    #For example:
    JethroAdmin attach-instance demo -storage-path=/user/jethro/instances -cache-path=/mnt/jethro_local_cache -cache-size=80G

Listing Locally Attached Instances

After running either the create-instance or the attach-instance command, the local Jethro host is attached to the HDFS instance. In other words, the HDFS instance is referred from the local Jethro host .
To list all instances that are attached to the local Jethro host, run:

JethroAdmin list-instances


Setting up Kerberos Instance

Jethro's current support for accessing a Kerberized Hadoop cluster requires the administrator to manually run the kinit utility, which is used for obtaining and caching Kerberos ticket-granting tickets for Jethro services. This needs to be done for every Jethro host, as follows:

  1. As jethro user, run kinit to generate a cache file per each Jethro service/utility (JethroServer, JethroMaint and JethroLoader):

    kinit -k -t jethro.hadoop.keytab -c jethro.server.cache jethro 
    kinit -k -t jethro.hadoop.keytab -c jethro.maint.cache jethro 
    kinit -k -t jethro.hadoop.keytab -c jethro.loader.cache jethro 

    It is recommended to ask for a renewable ticket with long expiration time (based on your site policies), for example adding a -r999d

  2. In the $JETHRO_HOME/instances/instance_name/local-conf.ini file, remove all comments from the following parameters and set each parameter to the full path of the corresponding cache file:

    hdfs.kerberos.server.ticket.cache.path 
    hdfs.kerberos.maint.ticket.cache.path 
    hdfs.kerberos.loader.ticket.cache.path


 Because these steps must be repeated when the tickets expire, it is advisable to have a ticket with a long lifetime. In addition, to avoid service disruption, ensure that you periodically renew the Kerberos tickets before they expire, for example by running kinit -R from a cron job.

Reviewing Log Files

All log files which contain information with regard to the Jethro services can be found under /var/log/jethro/{instance_name}:

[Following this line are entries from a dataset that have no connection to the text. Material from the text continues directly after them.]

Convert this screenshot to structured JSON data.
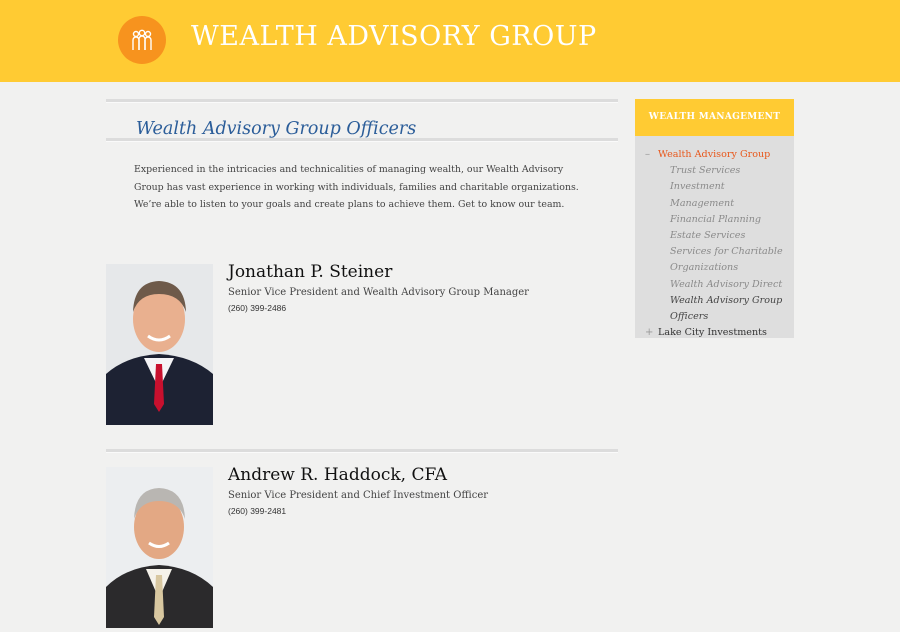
{
  "header": {
    "site_title": "WEALTH ADVISORY GROUP",
    "logo_icon": "people-group-icon",
    "background_color": "#ffcb33",
    "logo_color": "#f7931e"
  },
  "main": {
    "page_title": "Wealth Advisory Group Officers",
    "intro": "Experienced in the intricacies and technicalities of managing wealth, our Wealth Advisory Group has vast experience in working with individuals, families and charitable organizations. We’re able to listen to your goals and create plans to achieve them. Get to know our team.",
    "officers": [
      {
        "name": "Jonathan P. Steiner",
        "title": "Senior Vice President and Wealth Advisory Group Manager",
        "phone": "(260) 399-2486"
      },
      {
        "name": "Andrew R. Haddock, CFA",
        "title": "Senior Vice President and Chief Investment Officer",
        "phone": "(260) 399-2481"
      }
    ]
  },
  "sidebar": {
    "heading": "WEALTH MANAGEMENT",
    "items": [
      {
        "label": "Wealth Advisory Group",
        "marker": "–"
      },
      {
        "label": "Trust Services"
      },
      {
        "label": "Investment Management"
      },
      {
        "label": "Financial Planning"
      },
      {
        "label": "Estate Services"
      },
      {
        "label": "Services for Charitable Organizations"
      },
      {
        "label": "Wealth Advisory Direct"
      },
      {
        "label": "Wealth Advisory Group Officers"
      },
      {
        "label": "Lake City Investments",
        "marker": "+"
      }
    ],
    "active_color": "#e8581c"
  }
}
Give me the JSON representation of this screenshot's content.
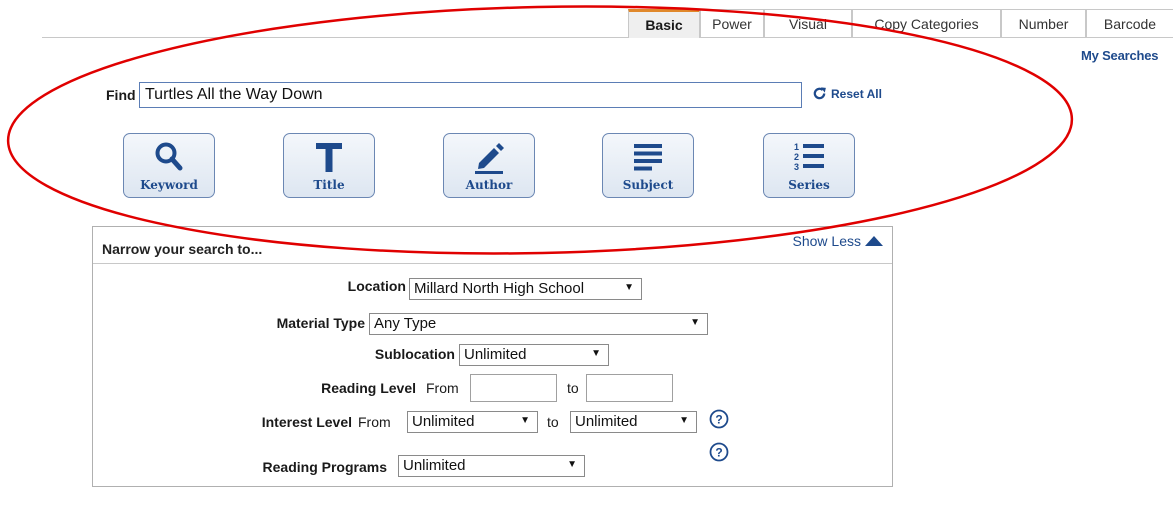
{
  "tabs": [
    {
      "label": "Basic"
    },
    {
      "label": "Power"
    },
    {
      "label": "Visual"
    },
    {
      "label": "Copy Categories"
    },
    {
      "label": "Number"
    },
    {
      "label": "Barcode"
    }
  ],
  "my_searches": "My Searches",
  "find": {
    "label": "Find",
    "value": "Turtles All the Way Down",
    "reset_label": "Reset All"
  },
  "search_types": [
    {
      "label": "Keyword",
      "icon": "search-icon"
    },
    {
      "label": "Title",
      "icon": "title-t-icon"
    },
    {
      "label": "Author",
      "icon": "pencil-icon"
    },
    {
      "label": "Subject",
      "icon": "lines-icon"
    },
    {
      "label": "Series",
      "icon": "numbered-list-icon"
    }
  ],
  "narrow": {
    "title": "Narrow your search to...",
    "show_less": "Show Less",
    "location": {
      "label": "Location",
      "value": "Millard North High School"
    },
    "material_type": {
      "label": "Material Type",
      "value": "Any Type"
    },
    "sublocation": {
      "label": "Sublocation",
      "value": "Unlimited"
    },
    "reading_level": {
      "label": "Reading Level",
      "from": "From",
      "to": "to"
    },
    "interest_level": {
      "label": "Interest Level",
      "from": "From",
      "from_value": "Unlimited",
      "to": "to",
      "to_value": "Unlimited"
    },
    "reading_programs": {
      "label": "Reading Programs",
      "value": "Unlimited"
    }
  },
  "colors": {
    "accent_tab": "#e0882b",
    "link": "#1e4a8c",
    "annotation": "#e00000"
  }
}
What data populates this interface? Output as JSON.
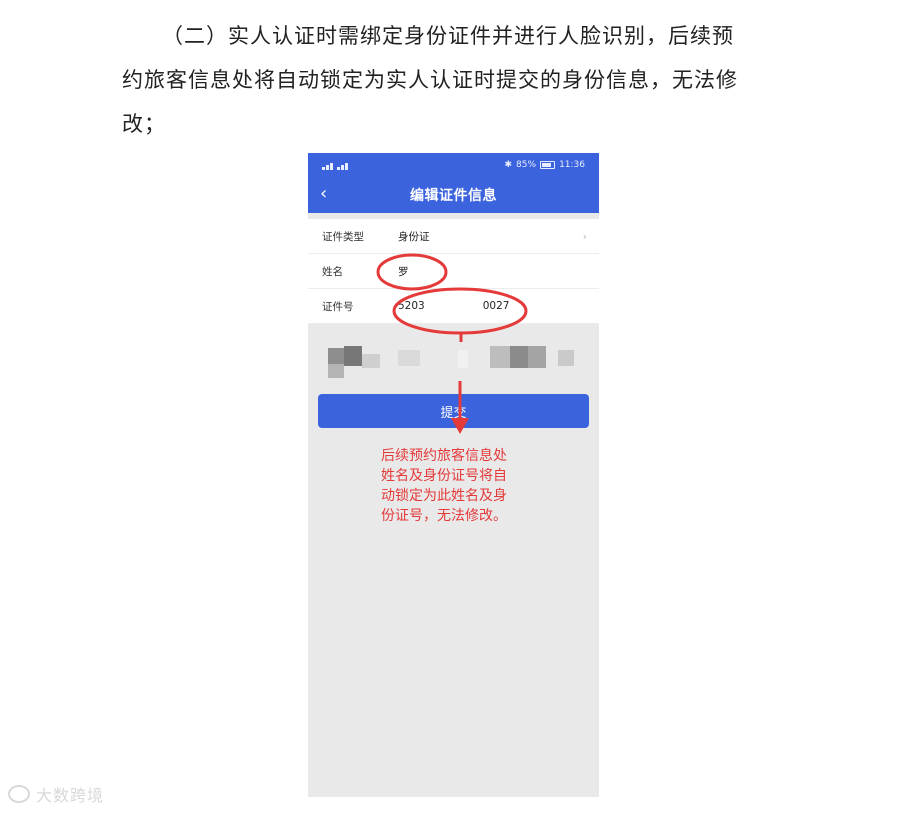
{
  "paragraph": {
    "line1": "（二）实人认证时需绑定身份证件并进行人脸识别，后续预",
    "line2": "约旅客信息处将自动锁定为实人认证时提交的身份信息，无法修",
    "line3": "改；"
  },
  "phone": {
    "status": {
      "battery": "85%",
      "time": "11:36"
    },
    "nav": {
      "back_icon": "chevron-left-icon",
      "title": "编辑证件信息"
    },
    "form": {
      "rows": [
        {
          "label": "证件类型",
          "value": "身份证"
        },
        {
          "label": "姓名",
          "value": "罗"
        },
        {
          "label": "证件号",
          "value_start": "5203",
          "value_end": "0027"
        }
      ]
    },
    "submit_label": "提交"
  },
  "annotation": {
    "line1": "后续预约旅客信息处",
    "line2": "姓名及身份证号将自",
    "line3": "动锁定为此姓名及身",
    "line4": "份证号，无法修改。"
  },
  "colors": {
    "accent": "#3b63dd",
    "annotation": "#e53a3a"
  },
  "watermark": "大数跨境"
}
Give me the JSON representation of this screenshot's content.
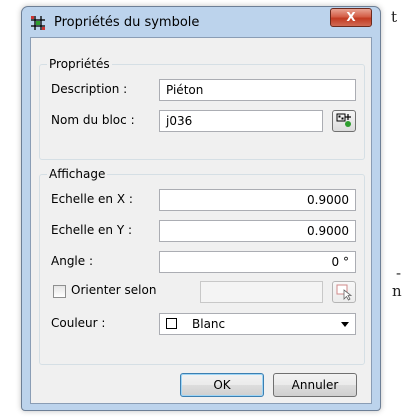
{
  "background_text": {
    "line1": "t",
    "line2": "-",
    "line3": "n"
  },
  "window": {
    "title": "Propriétés du symbole",
    "close_label": "X"
  },
  "properties_group": {
    "title": "Propriétés",
    "description_label": "Description :",
    "description_value": "Piéton",
    "block_name_label": "Nom du bloc :",
    "block_name_value": "j036"
  },
  "display_group": {
    "title": "Affichage",
    "scale_x_label": "Echelle en X :",
    "scale_x_value": "0.9000",
    "scale_y_label": "Echelle en Y :",
    "scale_y_value": "0.9000",
    "angle_label": "Angle :",
    "angle_value": "0 °",
    "orient_label": "Orienter selon",
    "orient_checked": false,
    "orient_value": "",
    "color_label": "Couleur :",
    "color_value": "Blanc",
    "color_swatch": "#ffffff"
  },
  "buttons": {
    "ok": "OK",
    "cancel": "Annuler"
  },
  "colors": {
    "title_bar": "#bcd3ec",
    "close_button": "#c94a33",
    "client_bg": "#f0f0f0",
    "default_button_border": "#3c7fb1"
  }
}
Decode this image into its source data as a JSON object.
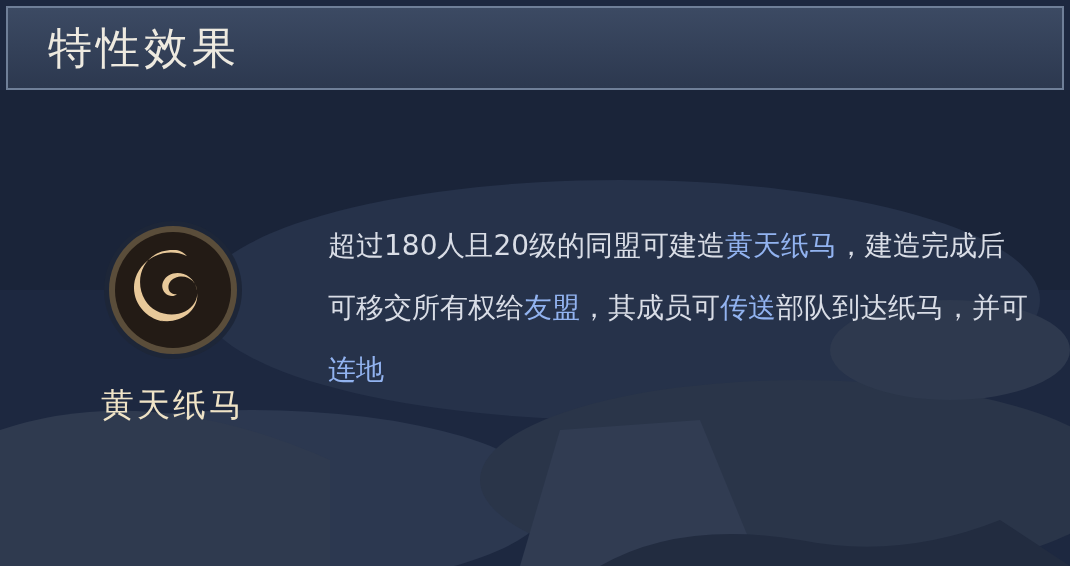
{
  "header": {
    "title": "特性效果"
  },
  "building": {
    "name": "黄天纸马"
  },
  "description": [
    {
      "text": "超过180人且20级的同盟可建造",
      "highlight": false
    },
    {
      "text": "黄天纸马",
      "highlight": true
    },
    {
      "text": "，建造完成后可移交所有权给",
      "highlight": false
    },
    {
      "text": "友盟",
      "highlight": true
    },
    {
      "text": "，其成员可",
      "highlight": false
    },
    {
      "text": "传送",
      "highlight": true
    },
    {
      "text": "部队到达纸马，并可",
      "highlight": false
    },
    {
      "text": "连地",
      "highlight": true
    }
  ]
}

  1. jethro_loader.log – Displays all information regarding JethroLoader's operation
  2. jethroserver.log – Stores all queries run on Jethro, with details such as the query plans and running time
  3. jethro.log – A generic log, featuring more detailed log messages
  4. jethro_maint.log – Displays all information regarding JethroMaint's operations
  5. services.log – Displays information regarding the service itself, including all issues encountered during service startup or shutdown

Reviewing Configuration Files

The instance configuration files reside under $JETHRO_HOME/instances/{instance_name}:

  • local-conf.ini – Features the specific configurations for the instance
  • jethrolog.properties – Controls the log level and information that will be written in the log files specified in topicsection Reviewing Log Files

Removing Jethro

When removing Jethro, you may choose either of the following options:

  • Detaching an InstanceWhen a Jethro host is detached from an existing instance, all references to an existing instance are removed from the local Jethro host, without actually deleting the instance.
  • Deleting an Instance - Removing all of the deleted instance's data, as well as all references to the instance from the local Jethro host.
  • In addition, you can remove Jethro software.

Detaching an Instance

To detach a Jethro host from an existing instance, run:

JethroAdmin detach-instance {instance-name}


#For example:
JethroAdmin detach-instance demo

The detach command also stops all local services that may be running on this instance.

If needed, you can later attach a Jethro host again to the same instance, by running the following command: JethroAdmin attach-instance.

Deleting an Instance

If the instance to be deleted is attached to several Jethro hosts, ensure that you detach the instance from all hosts but one, and then run the delete operation from the remaining host.

to delete an instance, run:

JethroAdmin delete-instance {instance_name};


#For example: 
JethroAdmin delete-instance demo

Removing Jethro Software

To remove Jethro software, Switch to user root and then run:

rpm -e jethro

Removing the Jethro software does not delete any instance, because the instances are shared across hosts. If you want to delete an instance, you should do it before you uninstall Jethro software.